> _Task description_
When a line below contains the word "header", copy that line.

> _Dataset records_
□ □ □
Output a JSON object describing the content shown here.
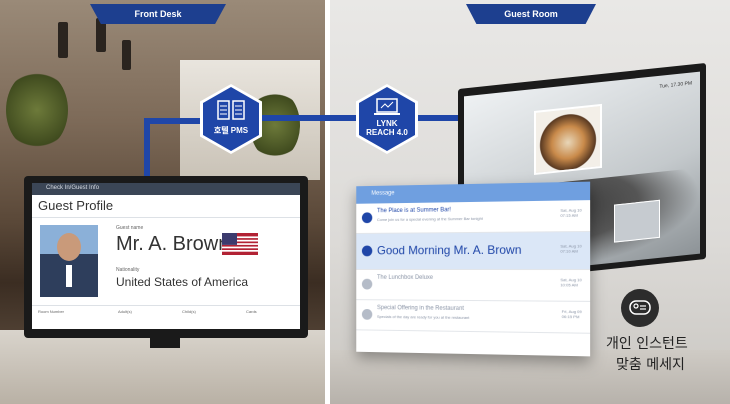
{
  "sections": {
    "front_desk": "Front Desk",
    "guest_room": "Guest Room"
  },
  "connectors": {
    "pms_label": "호텔 PMS",
    "lynk_label_1": "LYNK",
    "lynk_label_2": "REACH 4.0"
  },
  "guest_profile": {
    "header": "Check In/Guest Info",
    "title": "Guest Profile",
    "name_label": "Guest name",
    "name": "Mr. A. Brown",
    "nationality_label": "Nationality",
    "nationality": "United States of America",
    "footer_cols": [
      "Room Number",
      "Adult(s)",
      "Child(s)",
      "Cards"
    ]
  },
  "tv": {
    "corner_text": "Tue, 17.30 PM"
  },
  "messages": {
    "header": "Message",
    "items": [
      {
        "title": "The Place is at Summer Bar!",
        "sub": "Come join us for a special evening at the Summer Bar tonight",
        "date1": "Sat, Aug 10",
        "date2": "07:15 AM",
        "highlight": false,
        "color": "#1f46a8"
      },
      {
        "title": "Good Morning Mr. A. Brown",
        "sub": "",
        "date1": "Sat, Aug 10",
        "date2": "07:10 AM",
        "highlight": true,
        "color": "#1f46a8"
      },
      {
        "title": "The Lunchbox Deluxe",
        "sub": "",
        "date1": "Sat, Aug 10",
        "date2": "10:05 AM",
        "highlight": false,
        "color": "#b5bcc8"
      },
      {
        "title": "Special Offering in the Restaurant",
        "sub": "Specials of the day are ready for you at the restaurant",
        "date1": "Fri, Aug 09",
        "date2": "06:15 PM",
        "highlight": false,
        "color": "#b5bcc8"
      }
    ]
  },
  "caption": {
    "line1": "개인 인스턴트",
    "line2": "맞춤 메세지"
  },
  "icons": [
    "server-icon",
    "laptop-icon",
    "flag-icon",
    "chat-bubble-icon",
    "arrow-right-icon"
  ],
  "colors": {
    "accent": "#1f46a8"
  }
}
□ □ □
> _Response to this exercise_
    "header": "Check In/Guest Info",
    "header": "Message",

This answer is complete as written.